Home page > Slime mould

Slime mould is a very simple character model, only 164 surface patches - constructed, animated, and rendered using Hash Inc. Animation:Master way back in 1997. If you ever migrate to a new 3D software package, as I did here, start with something really simple before frustration strikes (3D software in general is especially renown for nasty learning curves). This initial attempt at character animation with Animation:Master took a couple of days, off and on, to complete and was my first shot at using Animation:Master to generate a character focused animation.

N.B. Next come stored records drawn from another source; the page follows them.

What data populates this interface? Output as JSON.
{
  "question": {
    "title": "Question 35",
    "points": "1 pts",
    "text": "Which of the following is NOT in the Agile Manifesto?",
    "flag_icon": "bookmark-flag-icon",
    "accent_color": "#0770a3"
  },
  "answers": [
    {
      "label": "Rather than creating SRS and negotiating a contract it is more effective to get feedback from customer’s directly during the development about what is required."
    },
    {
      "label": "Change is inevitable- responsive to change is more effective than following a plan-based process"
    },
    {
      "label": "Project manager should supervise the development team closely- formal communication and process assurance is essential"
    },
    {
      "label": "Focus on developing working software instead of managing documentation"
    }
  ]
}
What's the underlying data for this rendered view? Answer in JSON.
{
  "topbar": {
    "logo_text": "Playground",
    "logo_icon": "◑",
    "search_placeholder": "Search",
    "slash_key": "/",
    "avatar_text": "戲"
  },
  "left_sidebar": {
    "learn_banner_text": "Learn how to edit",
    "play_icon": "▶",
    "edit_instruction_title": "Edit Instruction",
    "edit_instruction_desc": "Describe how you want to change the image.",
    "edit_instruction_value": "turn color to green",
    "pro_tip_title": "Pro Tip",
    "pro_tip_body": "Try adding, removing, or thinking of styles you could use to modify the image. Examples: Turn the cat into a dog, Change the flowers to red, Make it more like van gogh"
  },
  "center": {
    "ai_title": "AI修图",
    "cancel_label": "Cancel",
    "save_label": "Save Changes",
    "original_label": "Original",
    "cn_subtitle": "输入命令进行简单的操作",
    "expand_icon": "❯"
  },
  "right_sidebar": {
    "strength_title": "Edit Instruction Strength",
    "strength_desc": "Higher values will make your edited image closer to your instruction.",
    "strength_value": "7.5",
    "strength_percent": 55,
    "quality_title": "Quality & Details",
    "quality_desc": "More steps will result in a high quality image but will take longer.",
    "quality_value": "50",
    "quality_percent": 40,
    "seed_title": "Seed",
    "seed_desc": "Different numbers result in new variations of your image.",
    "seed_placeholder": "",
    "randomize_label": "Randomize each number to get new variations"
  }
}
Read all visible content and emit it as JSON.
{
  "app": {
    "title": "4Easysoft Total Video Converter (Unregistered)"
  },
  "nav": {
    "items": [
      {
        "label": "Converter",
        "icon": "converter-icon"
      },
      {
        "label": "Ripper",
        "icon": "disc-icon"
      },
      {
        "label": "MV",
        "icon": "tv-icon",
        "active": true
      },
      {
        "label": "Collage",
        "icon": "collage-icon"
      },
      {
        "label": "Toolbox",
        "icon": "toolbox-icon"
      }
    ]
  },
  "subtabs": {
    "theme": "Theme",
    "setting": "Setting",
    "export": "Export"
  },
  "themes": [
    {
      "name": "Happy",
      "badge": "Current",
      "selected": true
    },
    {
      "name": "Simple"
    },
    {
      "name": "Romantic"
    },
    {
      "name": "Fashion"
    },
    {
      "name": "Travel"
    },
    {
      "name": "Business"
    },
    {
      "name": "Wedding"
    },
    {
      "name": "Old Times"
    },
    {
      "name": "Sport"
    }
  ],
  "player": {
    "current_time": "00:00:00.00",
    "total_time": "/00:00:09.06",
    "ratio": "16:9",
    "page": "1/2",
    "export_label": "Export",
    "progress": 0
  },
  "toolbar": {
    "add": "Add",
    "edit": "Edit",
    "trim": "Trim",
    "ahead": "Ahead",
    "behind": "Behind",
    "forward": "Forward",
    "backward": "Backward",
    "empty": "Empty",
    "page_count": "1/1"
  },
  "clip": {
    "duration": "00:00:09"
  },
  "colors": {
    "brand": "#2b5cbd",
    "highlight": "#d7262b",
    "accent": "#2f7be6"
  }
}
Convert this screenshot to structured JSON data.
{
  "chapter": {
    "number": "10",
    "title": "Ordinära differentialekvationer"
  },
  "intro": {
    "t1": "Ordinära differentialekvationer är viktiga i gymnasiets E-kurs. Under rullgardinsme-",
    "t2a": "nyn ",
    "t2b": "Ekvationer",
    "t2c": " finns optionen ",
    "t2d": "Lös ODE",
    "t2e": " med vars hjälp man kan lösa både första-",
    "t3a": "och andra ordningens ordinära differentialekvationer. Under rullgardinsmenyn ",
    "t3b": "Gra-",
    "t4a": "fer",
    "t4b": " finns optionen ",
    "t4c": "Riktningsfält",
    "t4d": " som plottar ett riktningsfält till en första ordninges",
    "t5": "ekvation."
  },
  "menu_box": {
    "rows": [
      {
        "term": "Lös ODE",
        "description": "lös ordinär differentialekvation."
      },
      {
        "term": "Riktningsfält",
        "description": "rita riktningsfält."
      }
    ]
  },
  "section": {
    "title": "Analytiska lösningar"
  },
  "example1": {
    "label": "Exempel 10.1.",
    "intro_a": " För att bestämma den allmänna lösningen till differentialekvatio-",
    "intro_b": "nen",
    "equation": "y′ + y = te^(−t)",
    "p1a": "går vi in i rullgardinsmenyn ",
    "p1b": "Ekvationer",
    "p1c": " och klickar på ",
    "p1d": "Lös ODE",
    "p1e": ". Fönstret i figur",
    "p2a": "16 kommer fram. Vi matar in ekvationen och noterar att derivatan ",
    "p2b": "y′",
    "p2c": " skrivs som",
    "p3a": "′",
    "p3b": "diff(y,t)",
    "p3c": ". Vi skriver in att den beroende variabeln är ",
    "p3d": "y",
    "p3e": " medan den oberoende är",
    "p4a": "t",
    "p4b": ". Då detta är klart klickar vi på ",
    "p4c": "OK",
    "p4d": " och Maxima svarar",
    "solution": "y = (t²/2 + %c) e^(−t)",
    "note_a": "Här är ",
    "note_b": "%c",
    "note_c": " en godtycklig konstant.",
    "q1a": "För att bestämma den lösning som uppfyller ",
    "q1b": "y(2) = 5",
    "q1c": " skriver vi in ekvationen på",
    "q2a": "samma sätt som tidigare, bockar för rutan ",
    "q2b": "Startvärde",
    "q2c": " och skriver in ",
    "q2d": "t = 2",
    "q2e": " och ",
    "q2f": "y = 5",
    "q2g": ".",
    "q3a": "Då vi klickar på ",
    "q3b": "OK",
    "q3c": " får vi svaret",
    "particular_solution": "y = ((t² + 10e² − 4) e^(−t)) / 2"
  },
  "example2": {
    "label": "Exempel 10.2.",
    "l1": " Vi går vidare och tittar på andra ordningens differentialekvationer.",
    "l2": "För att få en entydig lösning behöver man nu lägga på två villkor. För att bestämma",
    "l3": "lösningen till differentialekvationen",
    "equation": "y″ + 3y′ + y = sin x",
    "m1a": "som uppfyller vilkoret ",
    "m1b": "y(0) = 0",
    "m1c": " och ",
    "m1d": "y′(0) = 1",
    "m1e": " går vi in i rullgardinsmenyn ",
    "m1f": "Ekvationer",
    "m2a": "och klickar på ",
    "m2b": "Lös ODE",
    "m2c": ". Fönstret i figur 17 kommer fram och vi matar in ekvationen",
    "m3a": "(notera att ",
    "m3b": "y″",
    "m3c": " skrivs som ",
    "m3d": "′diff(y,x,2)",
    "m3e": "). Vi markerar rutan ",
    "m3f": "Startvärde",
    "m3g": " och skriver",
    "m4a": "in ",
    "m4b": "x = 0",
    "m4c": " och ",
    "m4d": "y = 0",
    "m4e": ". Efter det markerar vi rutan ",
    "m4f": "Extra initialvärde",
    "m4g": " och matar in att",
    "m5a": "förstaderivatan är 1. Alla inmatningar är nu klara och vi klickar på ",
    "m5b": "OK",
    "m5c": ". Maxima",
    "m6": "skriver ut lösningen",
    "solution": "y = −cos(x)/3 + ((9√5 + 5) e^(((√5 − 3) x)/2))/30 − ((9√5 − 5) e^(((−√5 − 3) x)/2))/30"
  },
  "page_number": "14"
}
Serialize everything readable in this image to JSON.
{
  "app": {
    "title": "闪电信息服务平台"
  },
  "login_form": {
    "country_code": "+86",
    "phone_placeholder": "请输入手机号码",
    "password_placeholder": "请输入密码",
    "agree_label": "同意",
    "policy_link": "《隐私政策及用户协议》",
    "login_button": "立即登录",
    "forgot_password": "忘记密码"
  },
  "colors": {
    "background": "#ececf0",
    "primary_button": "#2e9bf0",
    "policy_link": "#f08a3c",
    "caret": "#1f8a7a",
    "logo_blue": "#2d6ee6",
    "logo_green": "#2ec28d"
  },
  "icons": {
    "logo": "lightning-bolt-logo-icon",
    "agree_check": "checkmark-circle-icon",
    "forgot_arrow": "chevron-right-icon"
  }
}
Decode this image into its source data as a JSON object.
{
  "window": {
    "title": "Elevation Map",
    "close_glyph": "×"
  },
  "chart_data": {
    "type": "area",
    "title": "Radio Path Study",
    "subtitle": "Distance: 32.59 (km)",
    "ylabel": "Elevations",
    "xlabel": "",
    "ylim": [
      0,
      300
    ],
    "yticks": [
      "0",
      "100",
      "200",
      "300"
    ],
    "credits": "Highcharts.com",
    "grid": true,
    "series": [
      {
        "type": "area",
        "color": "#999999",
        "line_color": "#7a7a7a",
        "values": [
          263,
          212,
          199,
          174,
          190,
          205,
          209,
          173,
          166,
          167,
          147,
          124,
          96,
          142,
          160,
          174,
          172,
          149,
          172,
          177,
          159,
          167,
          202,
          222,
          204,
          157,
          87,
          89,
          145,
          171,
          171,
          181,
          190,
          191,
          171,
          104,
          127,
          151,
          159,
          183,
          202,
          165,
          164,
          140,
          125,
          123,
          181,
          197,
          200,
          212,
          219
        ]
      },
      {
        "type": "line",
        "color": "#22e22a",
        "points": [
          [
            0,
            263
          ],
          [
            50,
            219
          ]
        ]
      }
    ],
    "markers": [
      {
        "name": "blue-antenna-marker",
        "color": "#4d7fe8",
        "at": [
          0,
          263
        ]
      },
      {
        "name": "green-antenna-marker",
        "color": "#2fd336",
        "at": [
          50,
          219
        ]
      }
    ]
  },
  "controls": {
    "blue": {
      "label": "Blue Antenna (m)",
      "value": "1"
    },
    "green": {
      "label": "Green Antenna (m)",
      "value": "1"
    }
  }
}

Within the body, antenna and eyes, bones are used to control all movement. A simple lighting rig is used for illumination; one warm colour 100% intensity point source light casting shadows above and to the right of the camera; a second cool colour 50% unidirectional light behind and to the left of the slime mould (simulating bounced light from the back wall).

Frame From Clip Frame From Clip Frame From Clip Frame From Clip Frame From Clip Frame From Clip Frame From Clip Frame From Clip

The 8 stills shown above, are from the 100 frame test animation that shows the predictable events for any small slimy cartoon character found in a test animation. Slime mould makes several squirm movements into center shot, glancing about with twitching antenna. Startled, he suddenly looks up, gives one twitching pupil look into camera - and gets splattered by a large wooden mallet from above. Antenna wave about flat and limp. Bones within Slime Mould were adjusted about every 5 or 10 frames to create the squirm motion, eye and antenna movement. Then at about frame 75 a muscle level change to the slime's shape is used to create a splattered slime. Back then, the 100 frame 320x240 animation took about 40min to render on a PII 266.

Back to Gary C. Martin's home page